Since its inception NASA has had the distinction among all federal agencies as the one having the highest levels of morale. Our scientists and engineers deliver quality results to the taxpayers providing exciting findings about our solar system, our place in the galaxy, and our significance in the universe. We have done this even when administrations in Washington have changed or attempted to bend our directions and our results to suit narrow political expediency. Inflicting this security policy on our nation”s most dedicated servants is, of course, and insult. Our only recourse is to speak out against this unwarranted intrusion into our personal lives in the hope of convincing the NASA management to take an initiative on our behalf and on behalf of all federal employees who are impacted by HSPD #12.

Suggestions regarding what an employee might do.

1) Do not vent your anger on HSPD#12 supervisor Jerry Suitor. His is a competent JPL employee who has been poorly served by those in NASA who provided him with false information and insisted he distribute it to us. He has been furthermore undercut by the Caltech Office of General Council which failed in its responsibility to provide him with the slightest modicum of review of the materials that NASA decreed should be distributed to us.

2) Do not vent your anger on the CALTECH Office of General Council. They are representing CALTECH interests and, in particular they are ensuring that their client, CALTECH, has the greatest probability of receiving the highest annual monetary management award from NASA. Certainly, do not rely on OGC to provide you with advice that is in your interest. That is NOT their job.

3) If you have a personal lawyer please seek their advice. If you do not have one and would like to find one I can make several suggestions.

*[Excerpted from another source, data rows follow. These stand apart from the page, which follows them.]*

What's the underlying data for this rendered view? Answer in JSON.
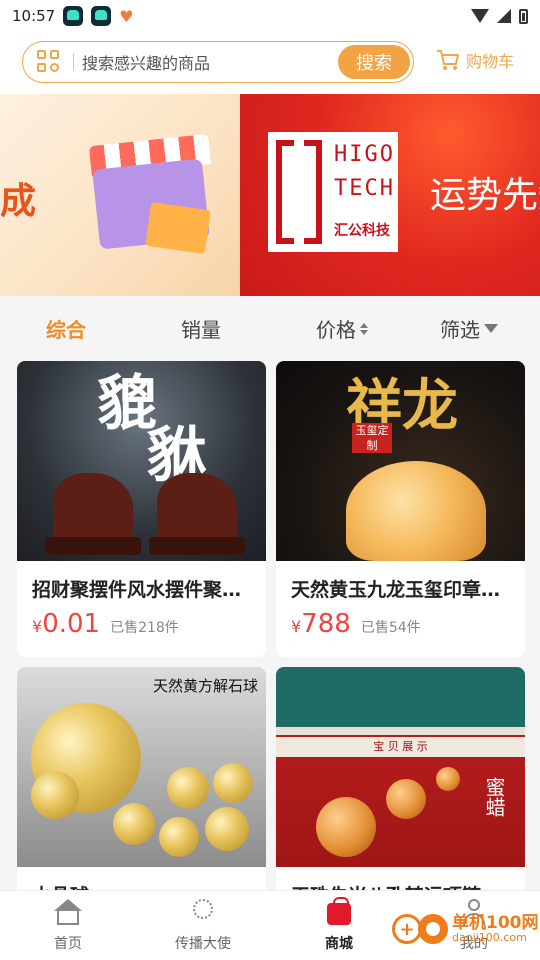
{
  "status_bar": {
    "time": "10:57"
  },
  "search": {
    "placeholder": "搜索感兴趣的商品",
    "button_label": "搜索"
  },
  "cart": {
    "label": "购物车"
  },
  "banner": {
    "left_text": "成",
    "logo_line1": "HIGO",
    "logo_line2": "TECH",
    "logo_cn": "汇公科技",
    "slogan": "运势先知"
  },
  "filters": [
    {
      "label": "综合",
      "active": true
    },
    {
      "label": "销量"
    },
    {
      "label": "价格",
      "icon": "sort-icon"
    },
    {
      "label": "筛选",
      "icon": "funnel-icon"
    }
  ],
  "products": [
    {
      "title": "招财聚摆件风水摆件聚宝盆",
      "currency": "¥",
      "price": "0.01",
      "sold": "已售218件",
      "image_text": [
        "貔",
        "貅"
      ]
    },
    {
      "title": "天然黄玉九龙玉玺印章摆件",
      "currency": "¥",
      "price": "788",
      "sold": "已售54件",
      "image_text": [
        "祥龙",
        "玉玺定制"
      ]
    },
    {
      "title": "水晶球",
      "image_text": [
        "天然黄方解石球"
      ]
    },
    {
      "title": "天珠朱米八孔转运项链",
      "image_text": [
        "蜜蜡",
        "宝 贝 展 示"
      ]
    }
  ],
  "bottom_nav": [
    {
      "label": "首页",
      "icon": "home-icon"
    },
    {
      "label": "传播大使",
      "icon": "dandelion-icon"
    },
    {
      "label": "商城",
      "icon": "shopping-bag-icon",
      "active": true
    },
    {
      "label": "我的",
      "icon": "person-icon"
    }
  ],
  "watermark": {
    "line1": "单机100网",
    "line2": "danji100.com"
  },
  "colors": {
    "accent": "#f2a445",
    "price": "#ee4444",
    "active_filter": "#f08c28",
    "nav_active": "#e11a2b"
  }
}
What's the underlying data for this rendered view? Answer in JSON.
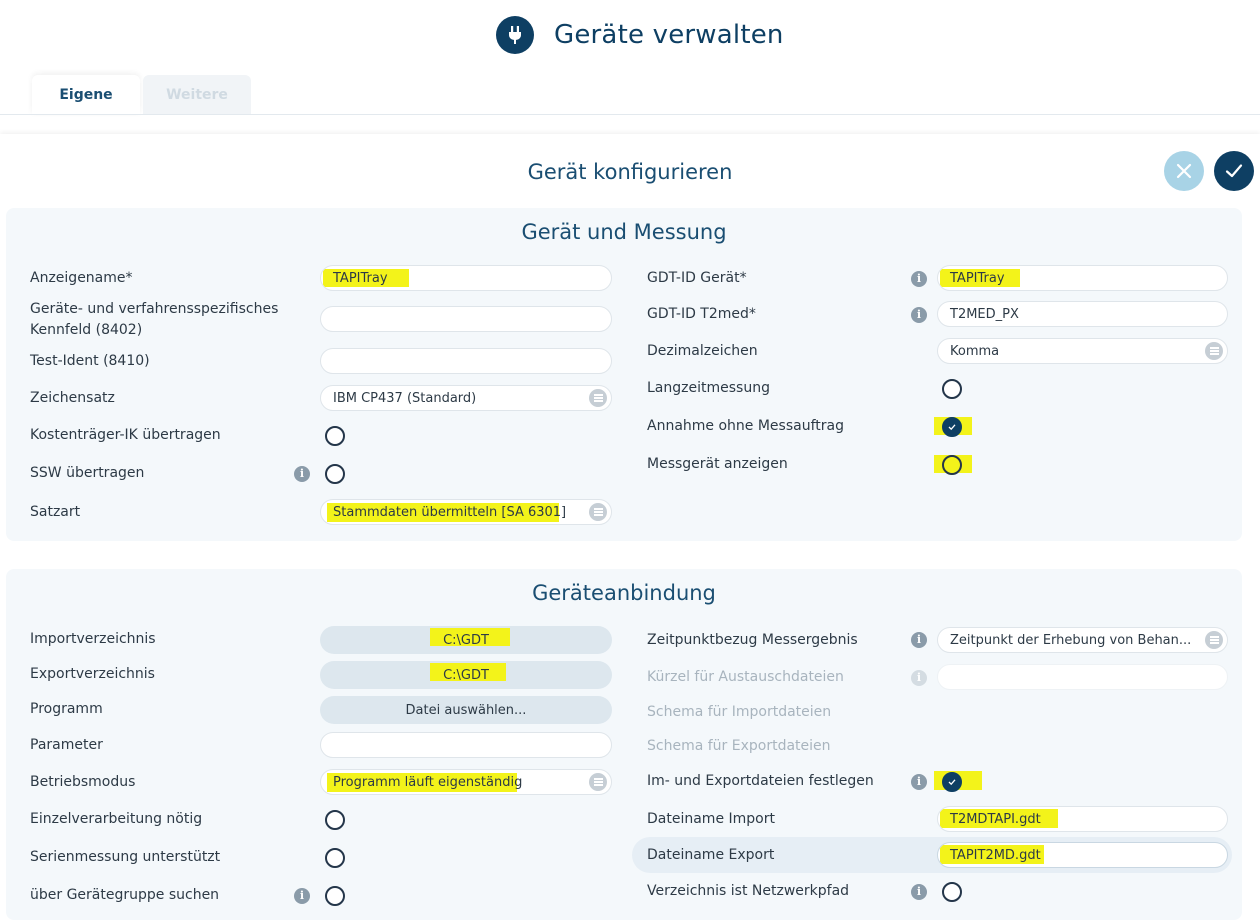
{
  "header": {
    "title": "Geräte verwalten",
    "icon": "plug-icon"
  },
  "tabs": [
    {
      "label": "Eigene",
      "active": true
    },
    {
      "label": "Weitere",
      "active": false
    }
  ],
  "config": {
    "title": "Gerät konfigurieren",
    "cancel_icon": "close-icon",
    "confirm_icon": "check-icon"
  },
  "section1": {
    "title": "Gerät und Messung",
    "left": {
      "anzeigename": {
        "label": "Anzeigename*",
        "value": "TAPITray"
      },
      "kennfeld": {
        "label_line1": "Geräte- und verfahrensspezifisches",
        "label_line2": "Kennfeld (8402)",
        "value": ""
      },
      "testident": {
        "label": "Test-Ident (8410)",
        "value": ""
      },
      "zeichensatz": {
        "label": "Zeichensatz",
        "value": "IBM CP437 (Standard)"
      },
      "kostentraeger": {
        "label": "Kostenträger-IK übertragen",
        "checked": false
      },
      "ssw": {
        "label": "SSW übertragen",
        "checked": false
      },
      "satzart": {
        "label": "Satzart",
        "value": "Stammdaten übermitteln [SA 6301]"
      }
    },
    "right": {
      "gdt_geraet": {
        "label": "GDT-ID Gerät*",
        "value": "TAPITray"
      },
      "gdt_t2med": {
        "label": "GDT-ID T2med*",
        "value": "T2MED_PX"
      },
      "dezimal": {
        "label": "Dezimalzeichen",
        "value": "Komma"
      },
      "langzeit": {
        "label": "Langzeitmessung",
        "checked": false
      },
      "annahme": {
        "label": "Annahme ohne Messauftrag",
        "checked": true
      },
      "messgeraet": {
        "label": "Messgerät anzeigen",
        "checked": false
      }
    }
  },
  "section2": {
    "title": "Geräteanbindung",
    "left": {
      "import": {
        "label": "Importverzeichnis",
        "value": "C:\\GDT"
      },
      "export": {
        "label": "Exportverzeichnis",
        "value": "C:\\GDT"
      },
      "programm": {
        "label": "Programm",
        "value": "Datei auswählen..."
      },
      "parameter": {
        "label": "Parameter",
        "value": ""
      },
      "betrieb": {
        "label": "Betriebsmodus",
        "value": "Programm läuft eigenständig"
      },
      "einzel": {
        "label": "Einzelverarbeitung nötig",
        "checked": false
      },
      "serie": {
        "label": "Serienmessung unterstützt",
        "checked": false
      },
      "gruppe": {
        "label": "über Gerätegruppe suchen",
        "checked": false
      }
    },
    "right": {
      "zeitpunkt": {
        "label": "Zeitpunktbezug Messergebnis",
        "value": "Zeitpunkt der Erhebung von Behan..."
      },
      "kuerzel": {
        "label": "Kürzel für Austauschdateien",
        "value": ""
      },
      "schema_import": {
        "label": "Schema für Importdateien"
      },
      "schema_export": {
        "label": "Schema für Exportdateien"
      },
      "festlegen": {
        "label": "Im- und Exportdateien festlegen",
        "checked": true
      },
      "dn_import": {
        "label": "Dateiname Import",
        "value": "T2MDTAPI.gdt"
      },
      "dn_export": {
        "label": "Dateiname Export",
        "value": "TAPIT2MD.gdt"
      },
      "netzwerk": {
        "label": "Verzeichnis ist Netzwerkpfad",
        "checked": false
      }
    }
  },
  "info_glyph": "i",
  "colors": {
    "primary": "#0e3f63",
    "highlight": "#f3f31a",
    "section_bg": "#f4f8fb",
    "cancel": "#a8d3e6"
  }
}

4) Do not blame your supervisor, your section manager, your division manager, Pete Theisinger, Dan McCleese, Gene Tatini or Charles Elachi. Please speak directly to your supervisor and express your concerns about this. If you have already done this, please reaffirm your concerns in the light of the new information supplied above. Ask them to assure you that they will pass this concern up the management chain. If they do not agree to do this then please contact the above parties and inform them of your concerns.

5) It is most important that those who have not contacted me about a further and most effective response should do so immediately.

Yours most sincerely,
[Name deleted]

SpaceRef staff editor.